• [Task inputs]
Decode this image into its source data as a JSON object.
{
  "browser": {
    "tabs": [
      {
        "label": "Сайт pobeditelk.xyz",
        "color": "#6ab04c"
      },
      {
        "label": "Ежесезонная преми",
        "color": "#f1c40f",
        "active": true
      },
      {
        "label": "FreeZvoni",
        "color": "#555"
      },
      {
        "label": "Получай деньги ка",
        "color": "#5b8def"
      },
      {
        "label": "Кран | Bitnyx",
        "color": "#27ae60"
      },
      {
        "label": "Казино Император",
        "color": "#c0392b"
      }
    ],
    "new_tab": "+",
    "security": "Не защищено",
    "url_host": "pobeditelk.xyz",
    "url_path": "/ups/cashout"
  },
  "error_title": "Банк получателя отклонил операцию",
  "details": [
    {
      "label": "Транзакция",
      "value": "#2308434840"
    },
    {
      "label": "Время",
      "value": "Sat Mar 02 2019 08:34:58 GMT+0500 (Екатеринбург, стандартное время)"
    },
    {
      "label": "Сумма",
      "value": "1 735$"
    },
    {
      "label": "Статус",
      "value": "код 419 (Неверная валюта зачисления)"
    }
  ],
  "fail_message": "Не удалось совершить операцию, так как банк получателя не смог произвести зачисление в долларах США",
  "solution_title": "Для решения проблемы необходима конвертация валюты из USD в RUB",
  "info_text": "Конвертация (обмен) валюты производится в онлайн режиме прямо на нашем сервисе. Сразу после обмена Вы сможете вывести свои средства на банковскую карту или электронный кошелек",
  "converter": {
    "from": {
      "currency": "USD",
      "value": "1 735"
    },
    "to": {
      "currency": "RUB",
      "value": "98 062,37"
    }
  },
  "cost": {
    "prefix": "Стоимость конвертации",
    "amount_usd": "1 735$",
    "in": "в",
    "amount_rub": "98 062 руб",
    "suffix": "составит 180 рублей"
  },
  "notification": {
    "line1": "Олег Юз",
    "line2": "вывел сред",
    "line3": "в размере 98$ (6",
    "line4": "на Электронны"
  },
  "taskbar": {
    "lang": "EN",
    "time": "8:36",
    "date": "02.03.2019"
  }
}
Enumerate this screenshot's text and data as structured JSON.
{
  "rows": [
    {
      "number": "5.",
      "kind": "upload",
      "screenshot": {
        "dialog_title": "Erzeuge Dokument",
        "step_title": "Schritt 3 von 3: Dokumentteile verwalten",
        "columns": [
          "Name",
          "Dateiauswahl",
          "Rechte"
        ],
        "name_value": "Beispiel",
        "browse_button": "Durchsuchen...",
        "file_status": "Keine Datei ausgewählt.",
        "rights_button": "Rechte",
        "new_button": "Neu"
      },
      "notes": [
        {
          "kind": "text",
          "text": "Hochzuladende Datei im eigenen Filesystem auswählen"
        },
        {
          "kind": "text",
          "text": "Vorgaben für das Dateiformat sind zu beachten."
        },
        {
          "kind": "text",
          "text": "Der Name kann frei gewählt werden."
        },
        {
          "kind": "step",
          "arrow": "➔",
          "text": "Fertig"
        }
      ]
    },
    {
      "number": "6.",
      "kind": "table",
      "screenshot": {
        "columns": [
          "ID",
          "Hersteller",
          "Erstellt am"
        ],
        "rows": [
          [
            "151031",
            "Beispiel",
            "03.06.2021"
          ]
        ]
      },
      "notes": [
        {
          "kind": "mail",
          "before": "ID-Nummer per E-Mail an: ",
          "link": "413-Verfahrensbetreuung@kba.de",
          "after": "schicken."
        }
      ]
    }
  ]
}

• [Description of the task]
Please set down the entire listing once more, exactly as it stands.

• [Answer to this exercise]
Decode this image into its source data as a JSON object.
{
  "browser": {
    "tabs": [
      {
        "label": "Сайт pobeditelk.xyz",
        "color": "#6ab04c"
      },
      {
        "label": "Ежесезонная преми",
        "color": "#f1c40f",
        "active": true
      },
      {
        "label": "FreeZvoni",
        "color": "#555"
      },
      {
        "label": "Получай деньги ка",
        "color": "#5b8def"
      },
      {
        "label": "Кран | Bitnyx",
        "color": "#27ae60"
      },
      {
        "label": "Казино Император",
        "color": "#c0392b"
      }
    ],
    "new_tab": "+",
    "security": "Не защищено",
    "url_host": "pobeditelk.xyz",
    "url_path": "/ups/cashout"
  },
  "error_title": "Банк получателя отклонил операцию",
  "details": [
    {
      "label": "Транзакция",
      "value": "#2308434840"
    },
    {
      "label": "Время",
      "value": "Sat Mar 02 2019 08:34:58 GMT+0500 (Екатеринбург, стандартное время)"
    },
    {
      "label": "Сумма",
      "value": "1 735$"
    },
    {
      "label": "Статус",
      "value": "код 419 (Неверная валюта зачисления)"
    }
  ],
  "fail_message": "Не удалось совершить операцию, так как банк получателя не смог произвести зачисление в долларах США",
  "solution_title": "Для решения проблемы необходима конвертация валюты из USD в RUB",
  "info_text": "Конвертация (обмен) валюты производится в онлайн режиме прямо на нашем сервисе. Сразу после обмена Вы сможете вывести свои средства на банковскую карту или электронный кошелек",
  "converter": {
    "from": {
      "currency": "USD",
      "value": "1 735"
    },
    "to": {
      "currency": "RUB",
      "value": "98 062,37"
    }
  },
  "cost": {
    "prefix": "Стоимость конвертации",
    "amount_usd": "1 735$",
    "in": "в",
    "amount_rub": "98 062 руб",
    "suffix": "составит 180 рублей"
  },
  "notification": {
    "line1": "Олег Юз",
    "line2": "вывел сред",
    "line3": "в размере 98$ (6",
    "line4": "на Электронны"
  },
  "taskbar": {
    "lang": "EN",
    "time": "8:36",
    "date": "02.03.2019"
  }
}
Enumerate this screenshot's text and data as structured JSON.
{
  "rows": [
    {
      "number": "5.",
      "kind": "upload",
      "screenshot": {
        "dialog_title": "Erzeuge Dokument",
        "step_title": "Schritt 3 von 3: Dokumentteile verwalten",
        "columns": [
          "Name",
          "Dateiauswahl",
          "Rechte"
        ],
        "name_value": "Beispiel",
        "browse_button": "Durchsuchen...",
        "file_status": "Keine Datei ausgewählt.",
        "rights_button": "Rechte",
        "new_button": "Neu"
      },
      "notes": [
        {
          "kind": "text",
          "text": "Hochzuladende Datei im eigenen Filesystem auswählen"
        },
        {
          "kind": "text",
          "text": "Vorgaben für das Dateiformat sind zu beachten."
        },
        {
          "kind": "text",
          "text": "Der Name kann frei gewählt werden."
        },
        {
          "kind": "step",
          "arrow": "➔",
          "text": "Fertig"
        }
      ]
    },
    {
      "number": "6.",
      "kind": "table",
      "screenshot": {
        "columns": [
          "ID",
          "Hersteller",
          "Erstellt am"
        ],
        "rows": [
          [
            "151031",
            "Beispiel",
            "03.06.2021"
          ]
        ]
      },
      "notes": [
        {
          "kind": "mail",
          "before": "ID-Nummer per E-Mail an: ",
          "link": "413-Verfahrensbetreuung@kba.de",
          "after": "schicken."
        }
      ]
    }
  ]
}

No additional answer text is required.